Genre: Drama

Actor: Aida Guechoud, Amira Hilda Douaouda, Khaled Benaissa, Lyna Khoudri, Nadia Kaci, Shirine Boutella, Yasin Houicha

Director: Mounia Meddour

A young woman’s coming-of-age threatens to topple the uneasy hierarchy of her family in this striking debut from Croatian director Antoneta Alamat Kusijanović. The trigger for Julija’s (Gracija Filipović) angsty rebellion is the arrival of her parents’ enigmatic wealthy friend, Javi (Cliff Curtis), whom her controlling father Ante (Leon Lučev) is hoping to squeeze a juicy investment out of. Part of hot-headed Ante’s strategy involves playing on Javi’s still-simmering feelings for Ante's wife Nela (Danica Čurčić) — a dicey game to play when you have a temper like his. It’s also a very manipulative one, and the film lives in the atmosphere of claustrophobia that comes with being a woman in Ante’s life.

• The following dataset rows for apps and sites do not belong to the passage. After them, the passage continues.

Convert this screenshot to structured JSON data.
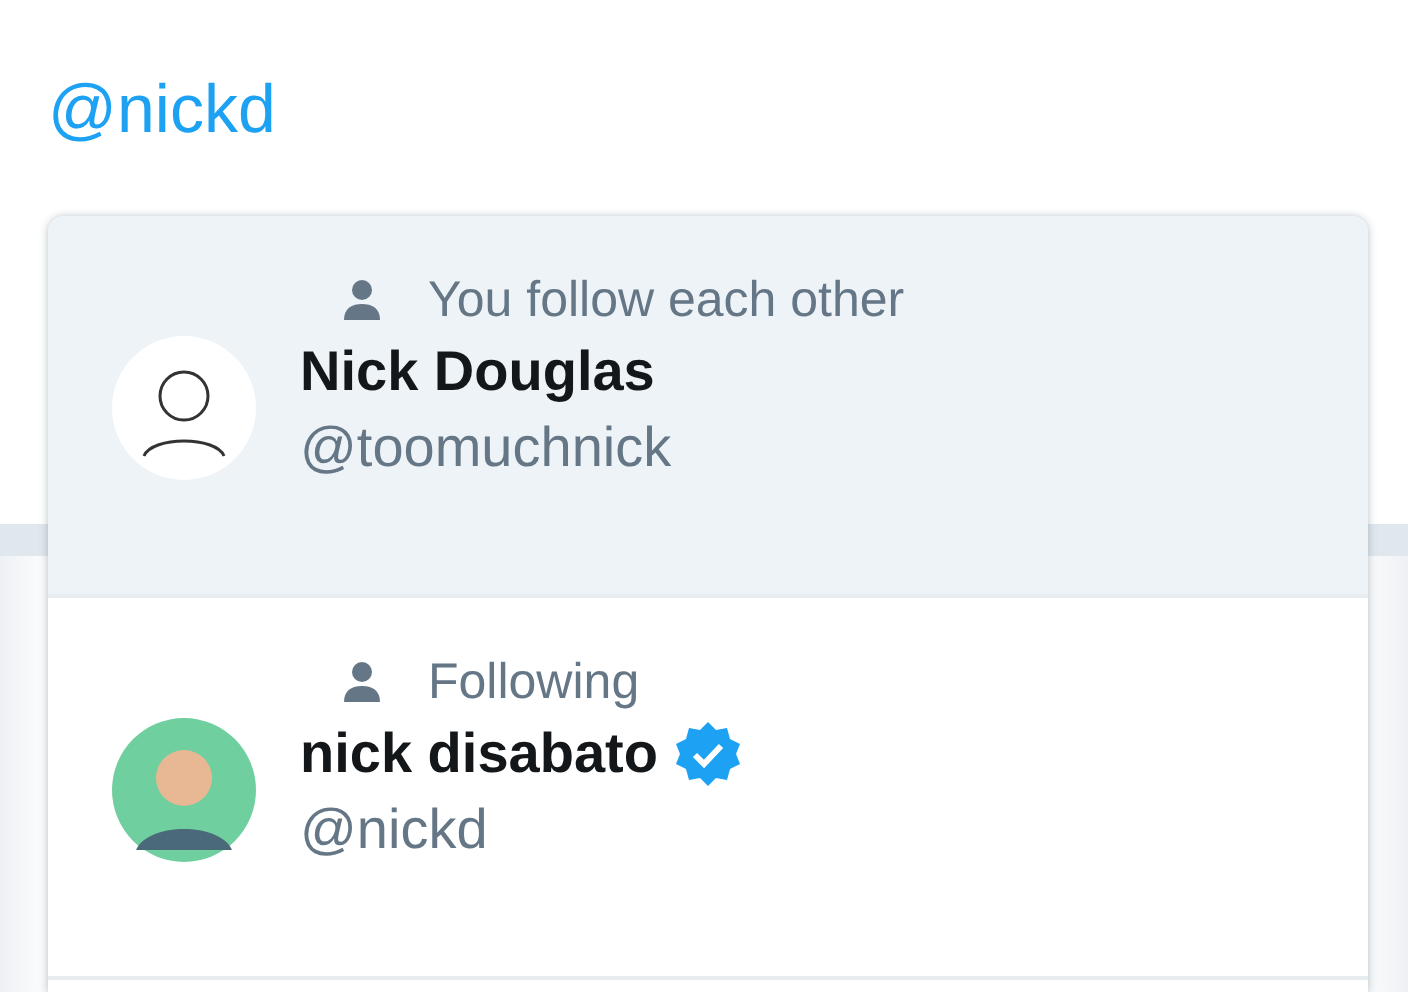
{
  "compose": {
    "value": "@nickd"
  },
  "suggestions": [
    {
      "context": "You follow each other",
      "name": "Nick Douglas",
      "handle": "@toomuchnick",
      "verified": false,
      "selected": true
    },
    {
      "context": "Following",
      "name": "nick disabato",
      "handle": "@nickd",
      "verified": true,
      "selected": false
    }
  ]
}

Though her mother seems resigned to acceptance, Julija yearns for liberation, and it’s her burgeoning awareness of her own power as a woman that fires this drive for freedom. With its stunning Adriatic setting and haunting underwater sequences — the family are keen spearfishers — Murina is a film of natural beauty and human ugliness, a slow burn of a psychological drama that uses volatile teenage emotions as its incendiary fuel.

Genre: Drama

Actor: Cliff Curtis, Danica Curcic, Gracija Filipović, Jonas Smulders, Klara Mucci, Leon Lucev, Marina Redzepovic, Milan Štrljić, Zoran Tadić

Director: Antoneta Alamat Kusijanović